§ **EXERCISE DESCRIPTION**:
Where a line contains the word "Lots", copy that line from the records below.

§ **Saved data entries**:
_ _ _ _ _ _ _

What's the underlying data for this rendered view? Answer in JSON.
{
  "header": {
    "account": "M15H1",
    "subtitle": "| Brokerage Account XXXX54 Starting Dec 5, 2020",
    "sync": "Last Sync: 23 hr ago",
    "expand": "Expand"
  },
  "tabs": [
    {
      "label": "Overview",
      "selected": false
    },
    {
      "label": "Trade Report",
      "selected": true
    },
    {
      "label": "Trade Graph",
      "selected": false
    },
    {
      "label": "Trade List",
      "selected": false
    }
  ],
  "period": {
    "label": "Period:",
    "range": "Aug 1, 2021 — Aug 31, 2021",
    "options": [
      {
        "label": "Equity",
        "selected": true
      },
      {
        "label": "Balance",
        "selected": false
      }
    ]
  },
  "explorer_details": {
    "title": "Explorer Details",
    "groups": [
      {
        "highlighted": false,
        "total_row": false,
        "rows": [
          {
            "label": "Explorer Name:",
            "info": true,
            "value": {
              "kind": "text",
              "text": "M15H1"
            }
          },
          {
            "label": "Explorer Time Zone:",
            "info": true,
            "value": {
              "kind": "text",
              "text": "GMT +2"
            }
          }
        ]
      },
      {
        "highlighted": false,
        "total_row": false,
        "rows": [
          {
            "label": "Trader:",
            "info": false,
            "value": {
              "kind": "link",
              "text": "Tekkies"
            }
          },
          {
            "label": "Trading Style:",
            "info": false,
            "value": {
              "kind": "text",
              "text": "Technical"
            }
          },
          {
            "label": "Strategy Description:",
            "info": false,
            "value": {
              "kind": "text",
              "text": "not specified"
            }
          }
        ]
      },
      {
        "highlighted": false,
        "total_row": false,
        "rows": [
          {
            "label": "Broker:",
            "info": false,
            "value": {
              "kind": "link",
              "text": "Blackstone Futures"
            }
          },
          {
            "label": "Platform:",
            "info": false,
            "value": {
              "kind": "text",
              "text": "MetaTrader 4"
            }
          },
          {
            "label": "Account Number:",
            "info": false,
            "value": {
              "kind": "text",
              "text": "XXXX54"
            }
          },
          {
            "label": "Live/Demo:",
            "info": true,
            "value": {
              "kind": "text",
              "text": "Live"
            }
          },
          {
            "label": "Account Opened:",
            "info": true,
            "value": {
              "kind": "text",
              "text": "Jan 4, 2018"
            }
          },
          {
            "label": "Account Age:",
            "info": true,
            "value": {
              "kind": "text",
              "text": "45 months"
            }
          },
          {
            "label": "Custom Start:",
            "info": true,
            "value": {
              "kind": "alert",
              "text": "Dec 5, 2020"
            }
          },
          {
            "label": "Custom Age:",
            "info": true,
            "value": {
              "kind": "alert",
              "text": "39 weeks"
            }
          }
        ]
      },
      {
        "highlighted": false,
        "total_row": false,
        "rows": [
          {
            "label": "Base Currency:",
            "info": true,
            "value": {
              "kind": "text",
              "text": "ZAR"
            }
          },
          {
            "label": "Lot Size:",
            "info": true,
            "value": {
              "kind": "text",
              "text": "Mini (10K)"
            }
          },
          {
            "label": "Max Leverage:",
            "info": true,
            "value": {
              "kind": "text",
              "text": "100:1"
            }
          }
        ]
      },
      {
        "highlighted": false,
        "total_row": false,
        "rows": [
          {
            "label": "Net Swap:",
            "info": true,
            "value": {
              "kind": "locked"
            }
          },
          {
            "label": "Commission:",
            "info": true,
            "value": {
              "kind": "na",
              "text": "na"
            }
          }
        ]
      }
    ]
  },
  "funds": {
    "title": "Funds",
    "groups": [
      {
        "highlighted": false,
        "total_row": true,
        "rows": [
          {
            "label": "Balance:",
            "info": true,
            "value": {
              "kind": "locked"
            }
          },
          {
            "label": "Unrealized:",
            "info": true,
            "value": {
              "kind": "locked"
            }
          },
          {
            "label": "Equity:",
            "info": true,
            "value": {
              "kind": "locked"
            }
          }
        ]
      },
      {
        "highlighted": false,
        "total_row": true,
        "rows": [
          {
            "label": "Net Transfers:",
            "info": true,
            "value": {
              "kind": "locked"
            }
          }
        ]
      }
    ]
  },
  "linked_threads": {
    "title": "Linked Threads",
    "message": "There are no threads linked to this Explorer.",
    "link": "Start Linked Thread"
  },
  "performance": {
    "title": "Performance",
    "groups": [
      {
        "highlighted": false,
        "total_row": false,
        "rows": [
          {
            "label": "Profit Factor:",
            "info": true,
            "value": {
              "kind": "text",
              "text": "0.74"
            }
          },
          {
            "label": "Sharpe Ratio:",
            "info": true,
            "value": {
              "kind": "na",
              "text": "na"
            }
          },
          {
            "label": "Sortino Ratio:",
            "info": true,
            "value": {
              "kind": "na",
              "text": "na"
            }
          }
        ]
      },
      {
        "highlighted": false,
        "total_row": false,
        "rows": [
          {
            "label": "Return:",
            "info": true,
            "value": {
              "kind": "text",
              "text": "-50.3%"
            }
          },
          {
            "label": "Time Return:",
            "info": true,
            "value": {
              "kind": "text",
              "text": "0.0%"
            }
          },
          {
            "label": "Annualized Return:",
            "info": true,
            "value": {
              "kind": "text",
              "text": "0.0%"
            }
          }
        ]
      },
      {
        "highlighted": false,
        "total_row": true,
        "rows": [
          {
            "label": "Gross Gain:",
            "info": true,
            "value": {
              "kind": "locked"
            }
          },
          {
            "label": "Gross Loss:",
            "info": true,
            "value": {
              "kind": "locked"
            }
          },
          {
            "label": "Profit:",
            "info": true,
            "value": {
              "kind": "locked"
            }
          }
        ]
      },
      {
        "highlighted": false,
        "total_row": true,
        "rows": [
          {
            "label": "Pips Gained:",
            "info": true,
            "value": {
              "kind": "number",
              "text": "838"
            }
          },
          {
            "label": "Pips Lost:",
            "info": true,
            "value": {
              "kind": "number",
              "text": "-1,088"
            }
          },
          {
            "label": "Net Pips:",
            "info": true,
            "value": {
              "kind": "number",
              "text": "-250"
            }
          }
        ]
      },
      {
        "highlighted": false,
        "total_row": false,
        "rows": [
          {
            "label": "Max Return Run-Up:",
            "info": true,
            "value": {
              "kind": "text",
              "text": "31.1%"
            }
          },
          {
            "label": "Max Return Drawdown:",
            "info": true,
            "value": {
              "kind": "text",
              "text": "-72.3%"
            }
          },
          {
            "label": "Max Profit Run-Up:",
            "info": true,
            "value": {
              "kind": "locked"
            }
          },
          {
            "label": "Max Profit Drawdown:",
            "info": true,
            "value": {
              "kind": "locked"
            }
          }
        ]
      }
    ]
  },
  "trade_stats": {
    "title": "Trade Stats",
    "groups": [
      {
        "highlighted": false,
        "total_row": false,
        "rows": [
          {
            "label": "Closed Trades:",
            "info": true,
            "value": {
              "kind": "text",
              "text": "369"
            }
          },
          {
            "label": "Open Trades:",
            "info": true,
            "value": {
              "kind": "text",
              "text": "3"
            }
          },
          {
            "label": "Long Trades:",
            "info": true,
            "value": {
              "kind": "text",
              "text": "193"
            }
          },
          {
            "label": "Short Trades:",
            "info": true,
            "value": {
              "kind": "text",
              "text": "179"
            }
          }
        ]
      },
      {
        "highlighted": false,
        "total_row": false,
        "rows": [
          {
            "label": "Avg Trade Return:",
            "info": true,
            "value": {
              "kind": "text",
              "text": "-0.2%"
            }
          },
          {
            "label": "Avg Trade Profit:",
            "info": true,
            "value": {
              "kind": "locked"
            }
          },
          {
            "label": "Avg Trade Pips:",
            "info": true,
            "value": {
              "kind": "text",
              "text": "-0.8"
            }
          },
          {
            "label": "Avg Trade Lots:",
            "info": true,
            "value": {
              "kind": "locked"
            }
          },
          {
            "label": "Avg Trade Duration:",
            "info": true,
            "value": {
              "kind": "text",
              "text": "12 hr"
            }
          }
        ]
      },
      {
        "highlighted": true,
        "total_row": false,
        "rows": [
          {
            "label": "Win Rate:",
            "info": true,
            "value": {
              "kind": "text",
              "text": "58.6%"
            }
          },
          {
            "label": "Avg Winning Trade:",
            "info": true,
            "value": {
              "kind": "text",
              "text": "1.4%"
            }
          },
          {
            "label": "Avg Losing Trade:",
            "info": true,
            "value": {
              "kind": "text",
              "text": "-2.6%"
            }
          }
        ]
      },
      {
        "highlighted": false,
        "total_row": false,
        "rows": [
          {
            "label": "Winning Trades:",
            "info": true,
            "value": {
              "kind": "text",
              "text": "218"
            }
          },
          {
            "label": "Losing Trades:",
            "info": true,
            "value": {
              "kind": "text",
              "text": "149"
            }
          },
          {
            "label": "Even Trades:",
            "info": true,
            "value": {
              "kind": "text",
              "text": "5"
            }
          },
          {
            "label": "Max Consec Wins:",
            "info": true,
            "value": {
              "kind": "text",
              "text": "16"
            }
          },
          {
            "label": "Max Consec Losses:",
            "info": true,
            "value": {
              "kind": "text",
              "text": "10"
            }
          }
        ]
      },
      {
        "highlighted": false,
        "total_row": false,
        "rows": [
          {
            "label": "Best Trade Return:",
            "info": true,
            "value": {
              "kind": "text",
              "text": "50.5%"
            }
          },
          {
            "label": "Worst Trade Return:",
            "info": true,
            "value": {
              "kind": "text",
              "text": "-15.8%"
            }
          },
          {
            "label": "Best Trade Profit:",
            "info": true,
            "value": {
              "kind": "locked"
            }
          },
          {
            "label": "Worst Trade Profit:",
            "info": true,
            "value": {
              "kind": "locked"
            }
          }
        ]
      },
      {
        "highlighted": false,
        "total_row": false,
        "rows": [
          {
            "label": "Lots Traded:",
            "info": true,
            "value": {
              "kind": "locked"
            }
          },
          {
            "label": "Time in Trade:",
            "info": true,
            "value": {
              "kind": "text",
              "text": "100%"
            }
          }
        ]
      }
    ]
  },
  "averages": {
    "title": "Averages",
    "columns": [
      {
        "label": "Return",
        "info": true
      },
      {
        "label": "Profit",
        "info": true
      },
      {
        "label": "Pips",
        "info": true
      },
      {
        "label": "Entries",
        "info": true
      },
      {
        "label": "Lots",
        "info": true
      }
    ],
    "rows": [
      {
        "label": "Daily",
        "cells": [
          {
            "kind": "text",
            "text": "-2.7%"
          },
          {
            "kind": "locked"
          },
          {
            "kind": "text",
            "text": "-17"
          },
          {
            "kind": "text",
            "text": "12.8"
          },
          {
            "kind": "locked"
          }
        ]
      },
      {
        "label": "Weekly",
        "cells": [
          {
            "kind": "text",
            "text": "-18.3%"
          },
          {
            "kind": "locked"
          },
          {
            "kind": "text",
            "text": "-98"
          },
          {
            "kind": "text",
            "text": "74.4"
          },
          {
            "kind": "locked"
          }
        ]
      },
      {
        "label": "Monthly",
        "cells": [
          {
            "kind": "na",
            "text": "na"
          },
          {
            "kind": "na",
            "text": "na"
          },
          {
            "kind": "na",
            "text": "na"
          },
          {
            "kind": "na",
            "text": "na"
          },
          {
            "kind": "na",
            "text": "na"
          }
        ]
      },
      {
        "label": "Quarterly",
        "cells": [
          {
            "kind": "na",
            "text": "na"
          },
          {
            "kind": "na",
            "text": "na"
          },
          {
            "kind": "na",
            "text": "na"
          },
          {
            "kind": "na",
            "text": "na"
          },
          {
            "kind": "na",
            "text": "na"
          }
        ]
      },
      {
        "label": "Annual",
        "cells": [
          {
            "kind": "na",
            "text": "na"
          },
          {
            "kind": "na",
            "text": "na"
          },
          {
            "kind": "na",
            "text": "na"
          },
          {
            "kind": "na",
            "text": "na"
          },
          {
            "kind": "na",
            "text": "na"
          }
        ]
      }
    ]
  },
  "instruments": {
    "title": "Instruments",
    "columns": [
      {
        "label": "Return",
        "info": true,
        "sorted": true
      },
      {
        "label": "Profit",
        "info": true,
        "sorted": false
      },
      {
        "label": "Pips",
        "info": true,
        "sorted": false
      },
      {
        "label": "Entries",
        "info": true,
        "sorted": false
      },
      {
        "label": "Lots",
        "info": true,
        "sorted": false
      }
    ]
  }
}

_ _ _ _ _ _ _

§ **ANSWER BOX**:
            "label": "Avg Trade Lots:",
            "label": "Lots Traded:",
        "label": "Lots",
        "label": "Lots",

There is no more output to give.